Page and application data records:
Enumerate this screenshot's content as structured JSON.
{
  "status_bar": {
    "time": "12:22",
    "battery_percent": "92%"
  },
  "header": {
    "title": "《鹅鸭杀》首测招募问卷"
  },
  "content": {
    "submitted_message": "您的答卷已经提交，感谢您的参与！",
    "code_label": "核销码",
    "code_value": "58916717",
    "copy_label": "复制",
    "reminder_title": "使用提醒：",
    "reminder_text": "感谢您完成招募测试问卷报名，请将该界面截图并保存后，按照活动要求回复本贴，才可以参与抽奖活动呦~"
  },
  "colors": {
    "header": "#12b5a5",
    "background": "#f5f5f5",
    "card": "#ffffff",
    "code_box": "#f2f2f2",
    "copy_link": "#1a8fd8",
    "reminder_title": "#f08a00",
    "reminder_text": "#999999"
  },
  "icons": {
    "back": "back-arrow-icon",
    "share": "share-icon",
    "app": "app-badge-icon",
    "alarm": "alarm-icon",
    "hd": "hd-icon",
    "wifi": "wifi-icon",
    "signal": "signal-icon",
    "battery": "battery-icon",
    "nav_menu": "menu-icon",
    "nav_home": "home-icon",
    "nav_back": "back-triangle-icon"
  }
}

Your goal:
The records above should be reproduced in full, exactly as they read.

Problem solution:
Enumerate this screenshot's content as structured JSON.
{
  "status_bar": {
    "time": "12:22",
    "battery_percent": "92%"
  },
  "header": {
    "title": "《鹅鸭杀》首测招募问卷"
  },
  "content": {
    "submitted_message": "您的答卷已经提交，感谢您的参与！",
    "code_label": "核销码",
    "code_value": "58916717",
    "copy_label": "复制",
    "reminder_title": "使用提醒：",
    "reminder_text": "感谢您完成招募测试问卷报名，请将该界面截图并保存后，按照活动要求回复本贴，才可以参与抽奖活动呦~"
  },
  "colors": {
    "header": "#12b5a5",
    "background": "#f5f5f5",
    "card": "#ffffff",
    "code_box": "#f2f2f2",
    "copy_link": "#1a8fd8",
    "reminder_title": "#f08a00",
    "reminder_text": "#999999"
  },
  "icons": {
    "back": "back-arrow-icon",
    "share": "share-icon",
    "app": "app-badge-icon",
    "alarm": "alarm-icon",
    "hd": "hd-icon",
    "wifi": "wifi-icon",
    "signal": "signal-icon",
    "battery": "battery-icon",
    "nav_menu": "menu-icon",
    "nav_home": "home-icon",
    "nav_back": "back-triangle-icon"
  }
}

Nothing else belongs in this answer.